Or maybe it's just a back-up record. In any case, a simple device, about $150 bucks, I've seen them priced even cheaper, you can turn your computer into a pro audio device, and allow you to get some real world inputs, so you can capture right there in the field. Well Rob, we looked at a lot of different methods. - Yeah, we did. - And I think the takeaway here is that the Zoom H4n, and that traditional use of the external digital audio recorder is perfectly valid. - [Rob] Absolutely. - Technology's gotten better, and maybe it's time to change. - Yeah, a lot of options, it's really going to depend on your workflow.
There's no right or wrong, when it comes to sort of how your audio workflow is in place. But just consider some of these options, one of the options that I really like is, sort of the old iPhone and using a recorder that way. I do also really like, sort of, the portable field mixer. We took a look at the Tascam unit, which is kind of, you know, all intents and purposes, just a different form factor of the H4n, but provides sort of a different set of ergonomics there. And then also don't forget that your camera these days, a lot more capable in terms of what can be attached to it, and how the software is treating incoming audio.
So H4n, still a fantastic tool to use, but keep in mind, there are a lot of other options out there. - Well for Video Gear Weekly, my name's Rich Harrington. - And I'm Robbie Carman.
- Enhancing audio inputs with adapters
- Working with wireless mics
- Choosing a pair of professional headphones
- Recording audio with a smartphone or tablet

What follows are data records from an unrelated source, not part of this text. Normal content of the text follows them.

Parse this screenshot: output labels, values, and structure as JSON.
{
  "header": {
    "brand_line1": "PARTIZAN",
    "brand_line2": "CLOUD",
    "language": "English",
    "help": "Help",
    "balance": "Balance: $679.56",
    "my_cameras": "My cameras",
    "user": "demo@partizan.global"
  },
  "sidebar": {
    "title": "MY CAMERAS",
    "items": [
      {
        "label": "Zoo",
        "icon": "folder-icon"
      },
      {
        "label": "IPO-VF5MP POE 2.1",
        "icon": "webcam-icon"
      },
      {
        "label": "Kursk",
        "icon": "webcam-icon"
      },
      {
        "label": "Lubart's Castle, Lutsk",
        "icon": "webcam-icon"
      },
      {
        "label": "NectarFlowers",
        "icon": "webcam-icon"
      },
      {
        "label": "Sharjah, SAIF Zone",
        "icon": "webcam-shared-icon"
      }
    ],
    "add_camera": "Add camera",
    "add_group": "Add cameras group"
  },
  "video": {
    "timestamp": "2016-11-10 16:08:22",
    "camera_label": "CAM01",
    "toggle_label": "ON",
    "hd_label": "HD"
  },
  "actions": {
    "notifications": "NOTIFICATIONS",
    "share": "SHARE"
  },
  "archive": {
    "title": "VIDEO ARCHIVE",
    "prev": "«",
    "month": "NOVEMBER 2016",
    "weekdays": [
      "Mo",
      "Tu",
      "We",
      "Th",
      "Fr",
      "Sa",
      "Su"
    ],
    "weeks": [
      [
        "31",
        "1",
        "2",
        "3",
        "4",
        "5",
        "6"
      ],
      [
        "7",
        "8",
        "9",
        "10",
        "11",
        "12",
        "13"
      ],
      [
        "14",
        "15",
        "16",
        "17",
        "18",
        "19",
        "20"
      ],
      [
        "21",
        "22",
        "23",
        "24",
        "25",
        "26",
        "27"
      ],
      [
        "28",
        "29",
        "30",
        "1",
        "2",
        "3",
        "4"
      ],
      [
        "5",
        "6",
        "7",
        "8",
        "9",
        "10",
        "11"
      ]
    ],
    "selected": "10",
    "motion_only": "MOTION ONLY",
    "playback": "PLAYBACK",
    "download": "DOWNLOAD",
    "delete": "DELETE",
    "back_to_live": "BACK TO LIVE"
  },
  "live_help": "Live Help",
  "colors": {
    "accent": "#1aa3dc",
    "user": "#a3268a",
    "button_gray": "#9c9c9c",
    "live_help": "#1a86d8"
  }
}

- Portable recording with the Zoom H4n
- Zoom H4n alternatives: iPads, iPhones, laptops, and Tascam recorders